Our laboratory investigates the genetic regulation of spermatogenesis and male fertility with a focus on meiosis, a specialized cell division unique to germ cells that reduces the number of chromosome sets from two (diploid) to one (haploid), producing the gametes, the eggs and sperm that come together during sexual reproduction. We are especially interested in how germ cells form condensed chromosomes as they enter the meiotic division phase, a process that is of crucial importance for the formation of gametes, ensuring the haploid chromosome content of the future gamete, as well as genetic integrity and reproductive success. Our studies are providing significant new information about assembly of mammalian meiotic chromosomes, and ultimately will help us understand how errors in these meiotic mechanisms cause aneuploidy, or inappropriate chromosome number, in offspring. Additionally, we take an unbiased genetic approach to identify new mutations that affect meiotic processes, spermatogenic differentiation, and male fertility. Because spermatogenic "maturation arrest" and fertilization failure, occur in many unexplained cases of human male infertility and reproductive toxicity, this approach can shed light on infertility, and possibly identify potential targets for contraception.
BA, Goucher College

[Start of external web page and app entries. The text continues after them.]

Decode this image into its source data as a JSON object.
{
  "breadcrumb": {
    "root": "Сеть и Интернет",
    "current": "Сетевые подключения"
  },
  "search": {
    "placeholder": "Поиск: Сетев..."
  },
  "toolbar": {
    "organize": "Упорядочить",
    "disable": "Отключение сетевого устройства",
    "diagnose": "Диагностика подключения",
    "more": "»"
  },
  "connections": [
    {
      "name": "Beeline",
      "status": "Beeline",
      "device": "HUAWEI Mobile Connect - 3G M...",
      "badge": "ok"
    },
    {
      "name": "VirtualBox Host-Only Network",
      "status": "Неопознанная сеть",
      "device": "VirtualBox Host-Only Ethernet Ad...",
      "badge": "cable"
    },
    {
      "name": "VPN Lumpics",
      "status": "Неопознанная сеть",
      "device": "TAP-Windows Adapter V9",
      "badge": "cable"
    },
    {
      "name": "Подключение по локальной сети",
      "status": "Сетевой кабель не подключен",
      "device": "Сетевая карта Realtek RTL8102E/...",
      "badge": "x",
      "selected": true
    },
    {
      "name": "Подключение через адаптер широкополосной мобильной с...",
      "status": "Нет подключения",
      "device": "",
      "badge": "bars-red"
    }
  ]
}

MS, Biology, Johns Hopkins University
PhD, Biology, Kansas State University
Postdoctoral Training, Oak Ridge National Laboratory